Yesterday’s so-called stop-work order is a step short of terminating the program and deals a public blow to the country’s biggest defense contractor, which has been scrambling quietly for months to salvage the Aerial Common Sensor surveillance-plane program (ACS). The Army’s move came the same day that Robert Stevens, Lockheed chairman and chief executive, acknowledged that the Bethesda, Md., company is at least partly responsible for the problems.
“Program execution is one of the cornerstones of the company. I’ve been dissatisfied with our performance on the Aerial Common Sensor program,” Mr. Stevens told an investor conference in Phoenix before the Army’s
announcement. Despite the complexity of the program, he said, “I believe in this case, we did not do a sufficiently good job.”
He said Lockheed didn’t correctly project weight, power and technical issues for its proposed plane, which proved too small for the array of electronic sensors and personnel the military wanted for battlefield surveillance missions.
Lockheed won an $879 million initial development contract last year by proposing a modified version of a 50-seat passenger jet made by Empresa Brasileira de Aeronáutica SA, or Embraer. Lockheed recently recommended switching to a much larger Embraer model without reopening the contract to bidding. But Army skepticism of that recommendation has prompted the company in recent days to intensify the search for alternate planes, placing in doubt the Brazilian aircraft maker’s debut in the U.S. defense market. This was confirmed by
Raytheon during DSEI (See: BATTLESPACE DSEI SHOW NEWS Vol.7 ISSUE 2, 13th September 2005, ASTOR BACK ON TRACK AND ON SCHEDULE)

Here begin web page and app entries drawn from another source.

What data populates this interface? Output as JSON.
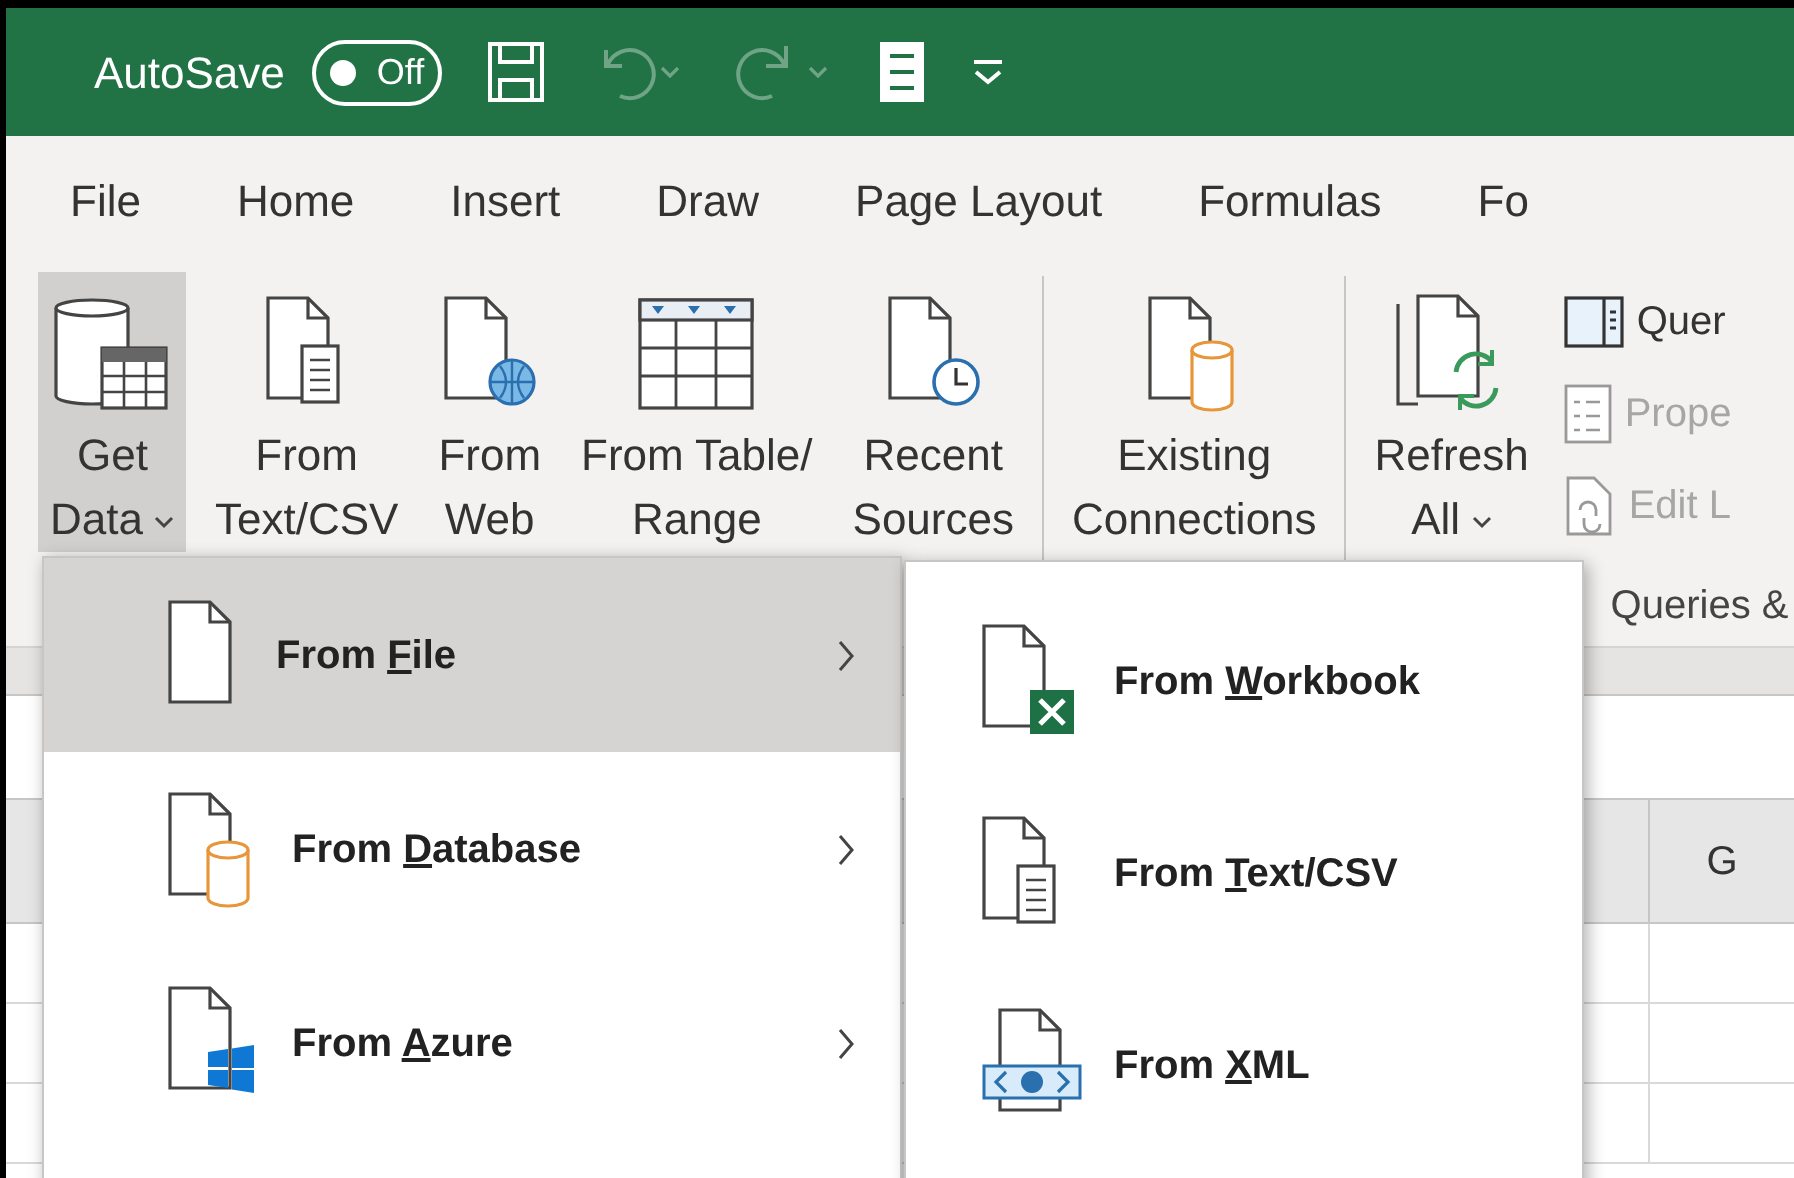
{
  "title_bar": {
    "autosave_label": "AutoSave",
    "autosave": {
      "label": "Off",
      "on": false
    },
    "quick_access": [
      {
        "kind": "save",
        "disabled": false
      },
      {
        "kind": "undo",
        "disabled": true
      },
      {
        "kind": "redo",
        "disabled": true
      },
      {
        "kind": "form",
        "disabled": false
      },
      {
        "kind": "customize",
        "disabled": false
      }
    ]
  },
  "tabs": [
    {
      "label": "File",
      "selected": false
    },
    {
      "label": "Home",
      "selected": false
    },
    {
      "label": "Insert",
      "selected": false
    },
    {
      "label": "Draw",
      "selected": false
    },
    {
      "label": "Page Layout",
      "selected": false
    },
    {
      "label": "Formulas",
      "selected": false
    },
    {
      "label": "Fo",
      "selected": false
    }
  ],
  "ribbon": {
    "groups": [
      {
        "buttons": [
          {
            "kind": "get_data",
            "lines": [
              "Get",
              "Data"
            ],
            "has_dropdown": true,
            "selected": true
          },
          {
            "kind": "text_csv",
            "lines": [
              "From",
              "Text/CSV"
            ],
            "has_dropdown": false,
            "selected": false
          },
          {
            "kind": "web",
            "lines": [
              "From",
              "Web"
            ],
            "has_dropdown": false,
            "selected": false
          },
          {
            "kind": "table",
            "lines": [
              "From Table/",
              "Range"
            ],
            "has_dropdown": false,
            "selected": false
          },
          {
            "kind": "recent",
            "lines": [
              "Recent",
              "Sources"
            ],
            "has_dropdown": false,
            "selected": false
          }
        ]
      },
      {
        "buttons": [
          {
            "kind": "existing",
            "lines": [
              "Existing",
              "Connections"
            ],
            "has_dropdown": false,
            "selected": false
          }
        ]
      },
      {
        "buttons": [
          {
            "kind": "refresh",
            "lines": [
              "Refresh",
              "All"
            ],
            "has_dropdown": true,
            "selected": false
          }
        ],
        "small_buttons": [
          {
            "kind": "queries",
            "label": "Quer",
            "disabled": false
          },
          {
            "kind": "properties",
            "label": "Prope",
            "disabled": true
          },
          {
            "kind": "edit_links",
            "label": "Edit L",
            "disabled": true
          }
        ],
        "label": "Queries &"
      }
    ]
  },
  "sheet": {
    "column_header": "G"
  },
  "menu": {
    "items": [
      {
        "kind": "file",
        "label_before": "From ",
        "access_key": "F",
        "label_after": "ile",
        "has_submenu": true,
        "selected": true
      },
      {
        "kind": "database",
        "label_before": "From ",
        "access_key": "D",
        "label_after": "atabase",
        "has_submenu": true,
        "selected": false
      },
      {
        "kind": "azure",
        "label_before": "From ",
        "access_key": "A",
        "label_after": "zure",
        "has_submenu": true,
        "selected": false
      }
    ]
  },
  "submenu": {
    "items": [
      {
        "kind": "workbook",
        "label_before": "From ",
        "access_key": "W",
        "label_after": "orkbook",
        "selected": false
      },
      {
        "kind": "text_csv",
        "label_before": "From ",
        "access_key": "T",
        "label_after": "ext/CSV",
        "selected": false
      },
      {
        "kind": "xml",
        "label_before": "From ",
        "access_key": "X",
        "label_after": "ML",
        "selected": false
      }
    ]
  }
}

Edward Bair, the Army’s senior official for intelligence, electronic warfare and sensors, said in a statement that the stop-work order doesn’t terminate the contract “at this time.” He added, however, that Lockheed’s “current contract performance is not supporting critical program milestones and [its] design does not fully support key performance requirements.” Mr. Bair projected a two-year delay in the program and “significant cost growth” to resolve the problems.
Some senior Army officials had favored canceling Lockheed’s contract, according to people familiar with the matter. The decision to stop short of termination reflects political pressure, and gives a respite to Lockheed, the country’s biggest defense contractor by sales. The Army faces risks canceling a contract at a time of extreme budget pressures: Congress could decide to allocate those funds to other, more urgent needs.
The spy-plane program isn’t the only Army weapons system to be halted this year. Some months ago, it stopped work on a Boeing Co. contract to develop next-generation battlefield radios. Boeing refined its work plan and retained the contract.
Potential solutions for the spy-plane program include termination, canceling the contract and reopening it for bids, placing Lockheed’s sensor suite on a different aircraft, or as some Pentagon officials are considering, parceling out the mission to a variety of existing aircraft. In response to the Army’s decision, Lockheed spokeswoman Judy Gan said, “We will be working with our customer to address the current issues and to determine the most achievable and affordable path forward for the program.”